◆ **Assignment**
An exact repetition of all the entries that follow is required.

Page and application data records:
══════════
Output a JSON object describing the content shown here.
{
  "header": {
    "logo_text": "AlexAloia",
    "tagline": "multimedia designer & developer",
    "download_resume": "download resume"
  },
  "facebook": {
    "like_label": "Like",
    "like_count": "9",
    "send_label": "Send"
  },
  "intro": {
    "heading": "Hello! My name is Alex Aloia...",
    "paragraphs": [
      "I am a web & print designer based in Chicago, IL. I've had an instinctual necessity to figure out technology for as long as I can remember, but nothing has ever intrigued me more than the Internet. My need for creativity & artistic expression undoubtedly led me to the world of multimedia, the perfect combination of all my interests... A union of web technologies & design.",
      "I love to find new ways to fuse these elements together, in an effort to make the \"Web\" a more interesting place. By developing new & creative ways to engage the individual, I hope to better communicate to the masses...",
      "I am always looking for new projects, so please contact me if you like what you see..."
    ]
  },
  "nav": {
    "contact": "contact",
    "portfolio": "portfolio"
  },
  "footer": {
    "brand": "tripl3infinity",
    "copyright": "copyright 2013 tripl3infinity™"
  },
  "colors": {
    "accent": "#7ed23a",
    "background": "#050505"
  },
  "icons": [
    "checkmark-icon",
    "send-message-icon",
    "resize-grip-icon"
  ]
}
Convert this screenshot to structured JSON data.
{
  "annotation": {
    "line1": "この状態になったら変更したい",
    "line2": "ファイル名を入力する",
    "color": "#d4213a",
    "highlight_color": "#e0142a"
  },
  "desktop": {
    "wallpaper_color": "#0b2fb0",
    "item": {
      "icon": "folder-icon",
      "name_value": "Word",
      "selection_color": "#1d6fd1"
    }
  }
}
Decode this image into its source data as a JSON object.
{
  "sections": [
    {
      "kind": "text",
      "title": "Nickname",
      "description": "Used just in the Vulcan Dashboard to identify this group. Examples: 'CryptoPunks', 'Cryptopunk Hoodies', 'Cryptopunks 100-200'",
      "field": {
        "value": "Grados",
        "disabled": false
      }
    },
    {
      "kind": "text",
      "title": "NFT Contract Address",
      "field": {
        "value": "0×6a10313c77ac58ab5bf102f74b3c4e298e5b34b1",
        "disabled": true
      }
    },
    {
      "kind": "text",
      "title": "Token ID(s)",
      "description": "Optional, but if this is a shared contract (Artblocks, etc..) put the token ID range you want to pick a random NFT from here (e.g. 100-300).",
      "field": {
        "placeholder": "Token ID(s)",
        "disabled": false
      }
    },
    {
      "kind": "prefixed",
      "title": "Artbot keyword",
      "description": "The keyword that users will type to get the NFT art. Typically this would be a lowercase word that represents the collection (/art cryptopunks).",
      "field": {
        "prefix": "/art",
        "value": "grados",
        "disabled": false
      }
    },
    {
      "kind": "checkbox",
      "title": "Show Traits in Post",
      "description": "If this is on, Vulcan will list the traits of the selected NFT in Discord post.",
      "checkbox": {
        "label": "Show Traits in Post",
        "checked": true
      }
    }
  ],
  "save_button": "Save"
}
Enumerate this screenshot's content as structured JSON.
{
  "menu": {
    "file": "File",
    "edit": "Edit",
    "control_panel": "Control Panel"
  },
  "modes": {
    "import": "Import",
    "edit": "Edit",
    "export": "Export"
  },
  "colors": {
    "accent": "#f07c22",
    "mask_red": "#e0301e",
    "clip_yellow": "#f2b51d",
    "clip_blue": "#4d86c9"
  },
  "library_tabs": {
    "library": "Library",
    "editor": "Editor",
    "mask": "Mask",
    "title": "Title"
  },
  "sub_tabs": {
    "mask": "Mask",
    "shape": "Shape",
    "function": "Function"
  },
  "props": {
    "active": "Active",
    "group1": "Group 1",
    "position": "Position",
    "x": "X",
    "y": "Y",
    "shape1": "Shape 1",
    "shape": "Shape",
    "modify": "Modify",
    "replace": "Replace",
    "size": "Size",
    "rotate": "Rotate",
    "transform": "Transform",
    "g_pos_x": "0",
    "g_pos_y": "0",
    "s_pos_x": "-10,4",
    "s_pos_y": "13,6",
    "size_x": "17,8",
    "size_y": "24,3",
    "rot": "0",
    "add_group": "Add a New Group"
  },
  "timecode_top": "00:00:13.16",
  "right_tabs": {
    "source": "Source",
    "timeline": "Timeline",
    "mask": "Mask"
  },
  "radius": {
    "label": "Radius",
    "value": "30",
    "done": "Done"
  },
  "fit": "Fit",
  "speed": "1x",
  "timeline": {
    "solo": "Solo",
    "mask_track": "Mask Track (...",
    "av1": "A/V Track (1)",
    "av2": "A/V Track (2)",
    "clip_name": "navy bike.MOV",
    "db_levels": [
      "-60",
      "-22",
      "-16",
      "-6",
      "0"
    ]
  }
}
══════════
◆ **Exercise output**
Output a JSON object describing the content shown here.
{
  "header": {
    "logo_text": "AlexAloia",
    "tagline": "multimedia designer & developer",
    "download_resume": "download resume"
  },
  "facebook": {
    "like_label": "Like",
    "like_count": "9",
    "send_label": "Send"
  },
  "intro": {
    "heading": "Hello! My name is Alex Aloia...",
    "paragraphs": [
      "I am a web & print designer based in Chicago, IL. I've had an instinctual necessity to figure out technology for as long as I can remember, but nothing has ever intrigued me more than the Internet. My need for creativity & artistic expression undoubtedly led me to the world of multimedia, the perfect combination of all my interests... A union of web technologies & design.",
      "I love to find new ways to fuse these elements together, in an effort to make the \"Web\" a more interesting place. By developing new & creative ways to engage the individual, I hope to better communicate to the masses...",
      "I am always looking for new projects, so please contact me if you like what you see..."
    ]
  },
  "nav": {
    "contact": "contact",
    "portfolio": "portfolio"
  },
  "footer": {
    "brand": "tripl3infinity",
    "copyright": "copyright 2013 tripl3infinity™"
  },
  "colors": {
    "accent": "#7ed23a",
    "background": "#050505"
  },
  "icons": [
    "checkmark-icon",
    "send-message-icon",
    "resize-grip-icon"
  ]
}
Convert this screenshot to structured JSON data.
{
  "annotation": {
    "line1": "この状態になったら変更したい",
    "line2": "ファイル名を入力する",
    "color": "#d4213a",
    "highlight_color": "#e0142a"
  },
  "desktop": {
    "wallpaper_color": "#0b2fb0",
    "item": {
      "icon": "folder-icon",
      "name_value": "Word",
      "selection_color": "#1d6fd1"
    }
  }
}
Decode this image into its source data as a JSON object.
{
  "sections": [
    {
      "kind": "text",
      "title": "Nickname",
      "description": "Used just in the Vulcan Dashboard to identify this group. Examples: 'CryptoPunks', 'Cryptopunk Hoodies', 'Cryptopunks 100-200'",
      "field": {
        "value": "Grados",
        "disabled": false
      }
    },
    {
      "kind": "text",
      "title": "NFT Contract Address",
      "field": {
        "value": "0×6a10313c77ac58ab5bf102f74b3c4e298e5b34b1",
        "disabled": true
      }
    },
    {
      "kind": "text",
      "title": "Token ID(s)",
      "description": "Optional, but if this is a shared contract (Artblocks, etc..) put the token ID range you want to pick a random NFT from here (e.g. 100-300).",
      "field": {
        "placeholder": "Token ID(s)",
        "disabled": false
      }
    },
    {
      "kind": "prefixed",
      "title": "Artbot keyword",
      "description": "The keyword that users will type to get the NFT art. Typically this would be a lowercase word that represents the collection (/art cryptopunks).",
      "field": {
        "prefix": "/art",
        "value": "grados",
        "disabled": false
      }
    },
    {
      "kind": "checkbox",
      "title": "Show Traits in Post",
      "description": "If this is on, Vulcan will list the traits of the selected NFT in Discord post.",
      "checkbox": {
        "label": "Show Traits in Post",
        "checked": true
      }
    }
  ],
  "save_button": "Save"
}
Enumerate this screenshot's content as structured JSON.
{
  "menu": {
    "file": "File",
    "edit": "Edit",
    "control_panel": "Control Panel"
  },
  "modes": {
    "import": "Import",
    "edit": "Edit",
    "export": "Export"
  },
  "colors": {
    "accent": "#f07c22",
    "mask_red": "#e0301e",
    "clip_yellow": "#f2b51d",
    "clip_blue": "#4d86c9"
  },
  "library_tabs": {
    "library": "Library",
    "editor": "Editor",
    "mask": "Mask",
    "title": "Title"
  },
  "sub_tabs": {
    "mask": "Mask",
    "shape": "Shape",
    "function": "Function"
  },
  "props": {
    "active": "Active",
    "group1": "Group 1",
    "position": "Position",
    "x": "X",
    "y": "Y",
    "shape1": "Shape 1",
    "shape": "Shape",
    "modify": "Modify",
    "replace": "Replace",
    "size": "Size",
    "rotate": "Rotate",
    "transform": "Transform",
    "g_pos_x": "0",
    "g_pos_y": "0",
    "s_pos_x": "-10,4",
    "s_pos_y": "13,6",
    "size_x": "17,8",
    "size_y": "24,3",
    "rot": "0",
    "add_group": "Add a New Group"
  },
  "timecode_top": "00:00:13.16",
  "right_tabs": {
    "source": "Source",
    "timeline": "Timeline",
    "mask": "Mask"
  },
  "radius": {
    "label": "Radius",
    "value": "30",
    "done": "Done"
  },
  "fit": "Fit",
  "speed": "1x",
  "timeline": {
    "solo": "Solo",
    "mask_track": "Mask Track (...",
    "av1": "A/V Track (1)",
    "av2": "A/V Track (2)",
    "clip_name": "navy bike.MOV",
    "db_levels": [
      "-60",
      "-22",
      "-16",
      "-6",
      "0"
    ]
  }
}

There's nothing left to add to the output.